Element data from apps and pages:
---*---

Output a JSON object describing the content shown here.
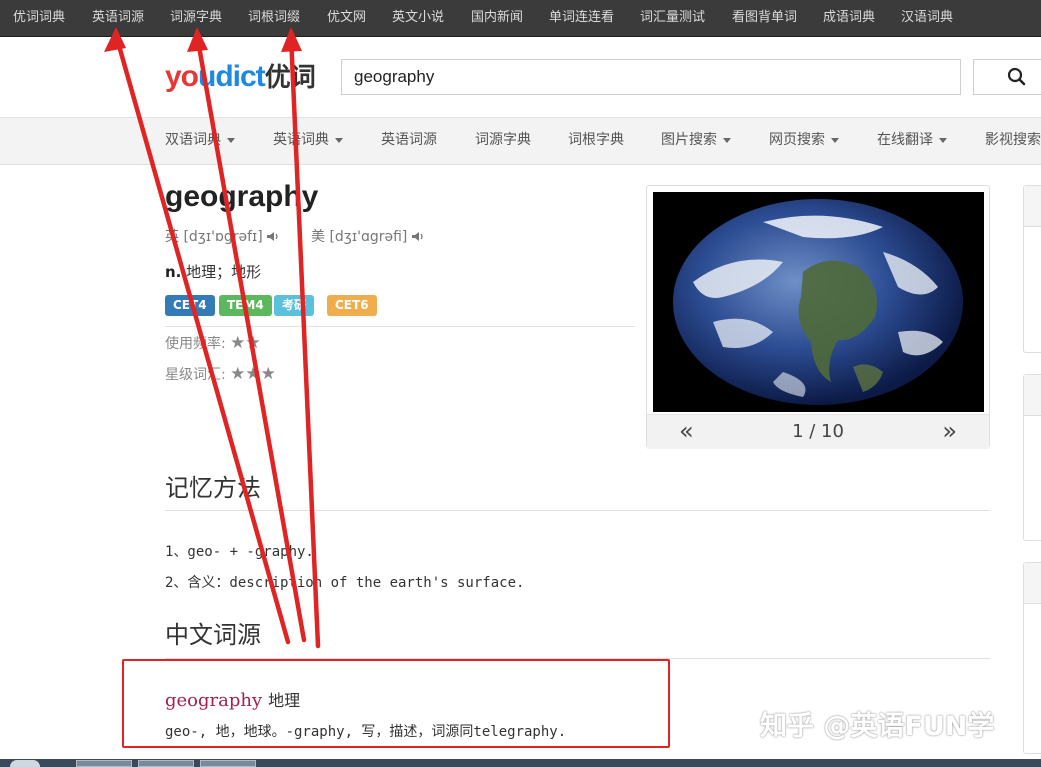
{
  "topbar": {
    "items": [
      "优词词典",
      "英语词源",
      "词源字典",
      "词根词缀",
      "优文网",
      "英文小说",
      "国内新闻",
      "单词连连看",
      "词汇量测试",
      "看图背单词",
      "成语词典",
      "汉语词典"
    ]
  },
  "header": {
    "logo_you": "yo",
    "logo_dict": "udict",
    "logo_cn": "优词",
    "search_value": "geography",
    "search_icon": "search-icon"
  },
  "nav": {
    "items": [
      "双语词典",
      "英语词典",
      "英语词源",
      "词源字典",
      "词根字典",
      "图片搜索",
      "网页搜索",
      "在线翻译",
      "影视搜索"
    ]
  },
  "word": {
    "title": "geography",
    "uk_label": "英",
    "uk_phonetic": "[dʒɪ'ɒgrəfɪ]",
    "us_label": "美",
    "us_phonetic": "[dʒɪ'ɑgrəfi]",
    "pos": "n.",
    "definition": "地理；地形",
    "tags": [
      {
        "label": "CET4",
        "color": "#337ab7"
      },
      {
        "label": "TEM4",
        "color": "#5cb85c"
      },
      {
        "label": "考研",
        "color": "#5bc0de"
      },
      {
        "label": "CET6",
        "color": "#f0ad4e"
      }
    ],
    "frequency_label": "使用频率:",
    "frequency_stars": "★★",
    "level_label": "星级词汇:",
    "level_stars": "★★★"
  },
  "carousel": {
    "prev": "«",
    "next": "»",
    "counter": "1 / 10"
  },
  "memory": {
    "title": "记忆方法",
    "lines": [
      "1、geo- + -graphy.",
      "2、含义：description of the earth's surface."
    ]
  },
  "etymology": {
    "title": "中文词源",
    "word": "geography",
    "meaning": "地理",
    "explanation": "geo-, 地，地球。-graphy, 写，描述，词源同telegraphy."
  },
  "watermark": "知乎 @英语FUN学",
  "colors": {
    "annotation_red": "#e02323",
    "etym_word": "#a0224a",
    "logo_red": "#e53935",
    "logo_blue": "#1e88e5"
  }
}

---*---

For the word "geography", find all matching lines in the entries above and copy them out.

    "search_value": "geography",
    "title": "geography",
    "word": "geography",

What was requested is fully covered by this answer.